For the last few weeks I’ve been eating apples from the trees at my allotment. Even if I say so myself, the flavour is SO much better than supermarket-sold fruit, and there’s nothing like picking your own fruit off your own tree for freshness and flavour.

If you would like to grow apple trees in your own garden, then now is the time to plan, as trees should be planted ‘bare-root’ (ie dug out of the ground) in the dormant season (November to March). As well as making sure you don’t buy trees which will outgrow your space, it’s important to choose the right varieties of apple for pollination purposes.  All apple trees need a pollination partner, which is another apple tree which flowers at the same time but is of a different variety.

If you want to grow fruit trees in areas where space is limited, you can also think about growing the trees against walls or fences (as ‘Espaliers’), or as low ‘Step-overs’.

Step over at Woolbeding Gardens

On my allotment where we can’t grow full-size trees, I planted ‘Cordons’ which I grow as free-standing columns. A very neat solution, and still lots of fruit to be had.

Apple cordons at Woolbeding Gardens

As well as growing a variety of dessert apple trees, why not consider planting local heritage varieties and a few cooking apple varieties too?

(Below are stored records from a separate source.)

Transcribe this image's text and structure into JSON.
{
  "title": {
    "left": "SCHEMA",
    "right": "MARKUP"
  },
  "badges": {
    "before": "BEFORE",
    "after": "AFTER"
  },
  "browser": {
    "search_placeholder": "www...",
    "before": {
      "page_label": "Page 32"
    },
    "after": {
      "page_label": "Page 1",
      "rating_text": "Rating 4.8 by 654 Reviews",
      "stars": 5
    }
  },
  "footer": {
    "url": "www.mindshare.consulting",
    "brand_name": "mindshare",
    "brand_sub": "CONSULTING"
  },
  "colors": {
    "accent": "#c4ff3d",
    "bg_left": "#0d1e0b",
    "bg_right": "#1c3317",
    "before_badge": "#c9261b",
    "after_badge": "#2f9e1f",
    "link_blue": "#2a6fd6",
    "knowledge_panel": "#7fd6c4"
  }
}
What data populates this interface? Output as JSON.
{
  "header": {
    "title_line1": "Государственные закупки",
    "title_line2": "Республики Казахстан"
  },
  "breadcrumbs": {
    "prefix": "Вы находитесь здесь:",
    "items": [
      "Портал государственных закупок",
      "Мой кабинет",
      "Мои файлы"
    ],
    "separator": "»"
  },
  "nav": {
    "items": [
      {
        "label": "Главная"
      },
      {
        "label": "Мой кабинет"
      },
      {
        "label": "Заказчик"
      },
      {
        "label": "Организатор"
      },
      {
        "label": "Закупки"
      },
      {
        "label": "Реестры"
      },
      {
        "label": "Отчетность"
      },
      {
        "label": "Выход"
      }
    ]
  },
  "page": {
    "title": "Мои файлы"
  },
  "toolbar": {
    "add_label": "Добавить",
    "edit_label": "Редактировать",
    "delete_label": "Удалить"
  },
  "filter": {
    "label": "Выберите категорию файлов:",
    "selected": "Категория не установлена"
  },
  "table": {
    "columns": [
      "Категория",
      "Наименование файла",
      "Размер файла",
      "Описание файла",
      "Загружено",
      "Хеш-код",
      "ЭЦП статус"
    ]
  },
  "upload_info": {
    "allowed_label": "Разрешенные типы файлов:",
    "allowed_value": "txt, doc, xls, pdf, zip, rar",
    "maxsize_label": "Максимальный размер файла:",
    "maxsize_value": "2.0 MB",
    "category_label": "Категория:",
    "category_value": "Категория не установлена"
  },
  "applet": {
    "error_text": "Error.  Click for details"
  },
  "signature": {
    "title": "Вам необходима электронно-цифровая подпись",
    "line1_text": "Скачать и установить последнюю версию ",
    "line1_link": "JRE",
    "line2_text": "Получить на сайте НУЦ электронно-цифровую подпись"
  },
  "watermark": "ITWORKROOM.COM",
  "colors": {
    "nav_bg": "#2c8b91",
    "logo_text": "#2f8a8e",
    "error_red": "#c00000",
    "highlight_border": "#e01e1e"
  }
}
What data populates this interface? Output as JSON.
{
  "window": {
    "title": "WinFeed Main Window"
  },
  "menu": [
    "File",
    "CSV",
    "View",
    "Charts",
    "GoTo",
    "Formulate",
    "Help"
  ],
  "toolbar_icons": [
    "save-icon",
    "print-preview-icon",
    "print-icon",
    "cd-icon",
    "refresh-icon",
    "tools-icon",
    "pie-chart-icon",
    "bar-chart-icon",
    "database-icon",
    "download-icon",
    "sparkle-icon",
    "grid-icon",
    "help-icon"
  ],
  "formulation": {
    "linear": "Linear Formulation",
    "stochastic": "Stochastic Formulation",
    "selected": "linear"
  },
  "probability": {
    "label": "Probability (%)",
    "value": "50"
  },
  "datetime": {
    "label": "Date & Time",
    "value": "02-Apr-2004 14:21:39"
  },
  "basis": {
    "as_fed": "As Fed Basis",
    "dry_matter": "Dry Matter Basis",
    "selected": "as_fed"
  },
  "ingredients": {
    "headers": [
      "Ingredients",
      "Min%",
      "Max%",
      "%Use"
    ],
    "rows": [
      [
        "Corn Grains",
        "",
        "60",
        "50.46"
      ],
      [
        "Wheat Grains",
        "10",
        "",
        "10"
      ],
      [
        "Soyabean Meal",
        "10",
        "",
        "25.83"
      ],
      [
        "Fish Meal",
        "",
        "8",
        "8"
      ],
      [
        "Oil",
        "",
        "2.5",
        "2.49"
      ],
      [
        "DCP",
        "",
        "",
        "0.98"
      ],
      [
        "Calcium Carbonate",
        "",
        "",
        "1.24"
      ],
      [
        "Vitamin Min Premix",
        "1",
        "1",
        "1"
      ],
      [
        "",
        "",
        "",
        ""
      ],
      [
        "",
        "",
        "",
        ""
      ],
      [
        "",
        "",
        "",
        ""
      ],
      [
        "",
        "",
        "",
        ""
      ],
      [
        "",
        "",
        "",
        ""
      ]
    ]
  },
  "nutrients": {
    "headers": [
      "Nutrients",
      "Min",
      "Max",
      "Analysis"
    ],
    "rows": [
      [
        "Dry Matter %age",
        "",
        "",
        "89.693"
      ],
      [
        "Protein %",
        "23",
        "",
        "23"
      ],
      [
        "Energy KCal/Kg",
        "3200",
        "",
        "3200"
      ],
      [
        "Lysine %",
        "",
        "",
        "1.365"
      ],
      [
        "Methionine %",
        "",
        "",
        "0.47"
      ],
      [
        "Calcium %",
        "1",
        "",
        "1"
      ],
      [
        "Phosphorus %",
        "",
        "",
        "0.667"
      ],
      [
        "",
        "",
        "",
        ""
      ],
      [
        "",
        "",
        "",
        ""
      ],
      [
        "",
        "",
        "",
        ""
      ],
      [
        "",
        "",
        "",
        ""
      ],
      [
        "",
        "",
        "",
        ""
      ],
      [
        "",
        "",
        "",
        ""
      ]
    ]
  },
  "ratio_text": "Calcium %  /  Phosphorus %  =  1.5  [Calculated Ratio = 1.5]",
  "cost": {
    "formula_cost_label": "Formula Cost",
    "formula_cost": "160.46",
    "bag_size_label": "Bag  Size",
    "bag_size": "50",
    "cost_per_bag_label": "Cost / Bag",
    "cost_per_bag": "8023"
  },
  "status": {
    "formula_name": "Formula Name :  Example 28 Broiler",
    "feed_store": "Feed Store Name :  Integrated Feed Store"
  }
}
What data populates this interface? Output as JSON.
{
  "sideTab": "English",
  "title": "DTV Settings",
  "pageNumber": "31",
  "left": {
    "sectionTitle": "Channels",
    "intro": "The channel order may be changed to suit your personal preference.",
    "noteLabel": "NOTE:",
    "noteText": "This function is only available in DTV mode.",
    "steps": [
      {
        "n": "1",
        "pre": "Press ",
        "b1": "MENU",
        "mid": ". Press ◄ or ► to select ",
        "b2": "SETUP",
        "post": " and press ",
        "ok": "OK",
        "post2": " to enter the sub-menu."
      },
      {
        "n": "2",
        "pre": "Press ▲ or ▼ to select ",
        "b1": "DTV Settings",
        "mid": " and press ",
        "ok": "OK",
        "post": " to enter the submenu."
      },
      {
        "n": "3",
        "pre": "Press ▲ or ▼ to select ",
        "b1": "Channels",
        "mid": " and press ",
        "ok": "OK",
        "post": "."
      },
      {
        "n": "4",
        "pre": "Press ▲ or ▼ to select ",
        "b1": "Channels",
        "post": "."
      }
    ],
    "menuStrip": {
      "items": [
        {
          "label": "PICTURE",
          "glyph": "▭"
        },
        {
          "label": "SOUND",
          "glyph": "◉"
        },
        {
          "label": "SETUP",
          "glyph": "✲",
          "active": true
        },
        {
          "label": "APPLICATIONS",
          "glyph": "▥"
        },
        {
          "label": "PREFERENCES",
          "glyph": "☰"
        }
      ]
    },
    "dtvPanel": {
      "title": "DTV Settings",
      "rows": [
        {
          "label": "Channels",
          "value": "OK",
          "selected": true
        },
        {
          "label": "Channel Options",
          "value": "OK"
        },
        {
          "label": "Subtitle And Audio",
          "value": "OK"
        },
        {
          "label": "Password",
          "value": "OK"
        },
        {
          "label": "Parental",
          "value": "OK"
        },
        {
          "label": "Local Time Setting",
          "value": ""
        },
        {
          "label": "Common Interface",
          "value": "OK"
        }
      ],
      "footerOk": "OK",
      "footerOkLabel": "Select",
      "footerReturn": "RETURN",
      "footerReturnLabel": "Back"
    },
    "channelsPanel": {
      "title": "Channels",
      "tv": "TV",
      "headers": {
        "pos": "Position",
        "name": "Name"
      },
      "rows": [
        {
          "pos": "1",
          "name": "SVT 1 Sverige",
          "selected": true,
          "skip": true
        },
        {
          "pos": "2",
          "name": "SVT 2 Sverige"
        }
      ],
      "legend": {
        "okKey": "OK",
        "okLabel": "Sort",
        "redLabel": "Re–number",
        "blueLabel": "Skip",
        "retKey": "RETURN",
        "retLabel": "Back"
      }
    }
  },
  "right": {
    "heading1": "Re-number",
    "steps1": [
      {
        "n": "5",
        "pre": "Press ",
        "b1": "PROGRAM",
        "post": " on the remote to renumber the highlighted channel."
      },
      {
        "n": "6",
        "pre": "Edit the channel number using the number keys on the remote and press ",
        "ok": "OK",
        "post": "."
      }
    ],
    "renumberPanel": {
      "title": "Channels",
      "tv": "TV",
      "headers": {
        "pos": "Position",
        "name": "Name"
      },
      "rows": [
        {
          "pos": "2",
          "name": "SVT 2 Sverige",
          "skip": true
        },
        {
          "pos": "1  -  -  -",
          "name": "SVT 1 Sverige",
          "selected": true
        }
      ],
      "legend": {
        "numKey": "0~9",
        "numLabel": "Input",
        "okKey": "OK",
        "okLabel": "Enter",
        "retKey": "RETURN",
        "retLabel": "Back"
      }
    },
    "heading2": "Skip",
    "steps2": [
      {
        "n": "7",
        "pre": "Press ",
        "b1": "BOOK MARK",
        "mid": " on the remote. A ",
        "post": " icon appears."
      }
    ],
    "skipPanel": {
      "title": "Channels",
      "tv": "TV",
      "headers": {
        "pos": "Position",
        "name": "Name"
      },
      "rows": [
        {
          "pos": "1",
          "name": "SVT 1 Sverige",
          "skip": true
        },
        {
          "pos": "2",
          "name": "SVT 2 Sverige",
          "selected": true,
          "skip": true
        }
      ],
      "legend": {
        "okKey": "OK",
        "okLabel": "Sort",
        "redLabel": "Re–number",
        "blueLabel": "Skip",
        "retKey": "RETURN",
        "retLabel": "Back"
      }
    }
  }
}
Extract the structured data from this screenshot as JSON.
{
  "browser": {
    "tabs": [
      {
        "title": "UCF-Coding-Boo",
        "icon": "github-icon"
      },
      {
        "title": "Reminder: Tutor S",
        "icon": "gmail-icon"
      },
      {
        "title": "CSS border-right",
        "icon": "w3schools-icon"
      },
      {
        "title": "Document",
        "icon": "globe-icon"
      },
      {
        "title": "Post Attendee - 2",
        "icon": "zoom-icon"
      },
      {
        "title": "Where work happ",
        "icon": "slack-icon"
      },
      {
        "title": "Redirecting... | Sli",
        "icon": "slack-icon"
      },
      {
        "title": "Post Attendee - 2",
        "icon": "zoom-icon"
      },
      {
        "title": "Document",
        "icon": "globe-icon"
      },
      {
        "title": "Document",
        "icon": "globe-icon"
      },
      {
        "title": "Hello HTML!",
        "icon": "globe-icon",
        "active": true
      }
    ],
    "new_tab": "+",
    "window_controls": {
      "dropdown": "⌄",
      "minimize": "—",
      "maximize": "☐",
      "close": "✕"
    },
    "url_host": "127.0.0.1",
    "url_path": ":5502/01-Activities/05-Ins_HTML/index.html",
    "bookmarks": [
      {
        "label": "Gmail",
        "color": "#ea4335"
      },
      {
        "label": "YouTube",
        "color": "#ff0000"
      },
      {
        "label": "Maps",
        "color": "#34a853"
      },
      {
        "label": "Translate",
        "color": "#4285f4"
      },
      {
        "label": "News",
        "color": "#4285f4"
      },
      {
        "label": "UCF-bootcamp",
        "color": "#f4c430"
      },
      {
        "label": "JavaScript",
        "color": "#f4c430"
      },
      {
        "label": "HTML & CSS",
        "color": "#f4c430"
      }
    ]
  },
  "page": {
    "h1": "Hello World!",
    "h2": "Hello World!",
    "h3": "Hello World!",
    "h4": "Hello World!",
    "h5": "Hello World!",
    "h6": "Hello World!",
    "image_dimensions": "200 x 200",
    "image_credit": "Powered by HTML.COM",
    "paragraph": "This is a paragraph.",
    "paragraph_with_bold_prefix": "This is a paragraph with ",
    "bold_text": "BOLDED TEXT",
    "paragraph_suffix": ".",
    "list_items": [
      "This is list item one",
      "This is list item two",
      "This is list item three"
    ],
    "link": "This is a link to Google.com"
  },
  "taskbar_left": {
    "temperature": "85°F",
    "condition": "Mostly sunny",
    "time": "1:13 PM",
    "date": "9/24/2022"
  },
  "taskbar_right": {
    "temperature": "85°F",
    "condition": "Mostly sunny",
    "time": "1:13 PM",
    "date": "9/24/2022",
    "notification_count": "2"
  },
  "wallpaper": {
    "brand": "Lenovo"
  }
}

I like to design orchard areas where the grass around the trees is allowed to grow longer and wildflowers can do their thing. Paths can simply be mown where needed.

Bear in mind also another reason to have your own apple orchard – and something which is often overlooked in all that talk about the fruit – apple blossom is one of the prettiest blossoms around. A real bonus for any garden.

Picture credits (blossom & apple):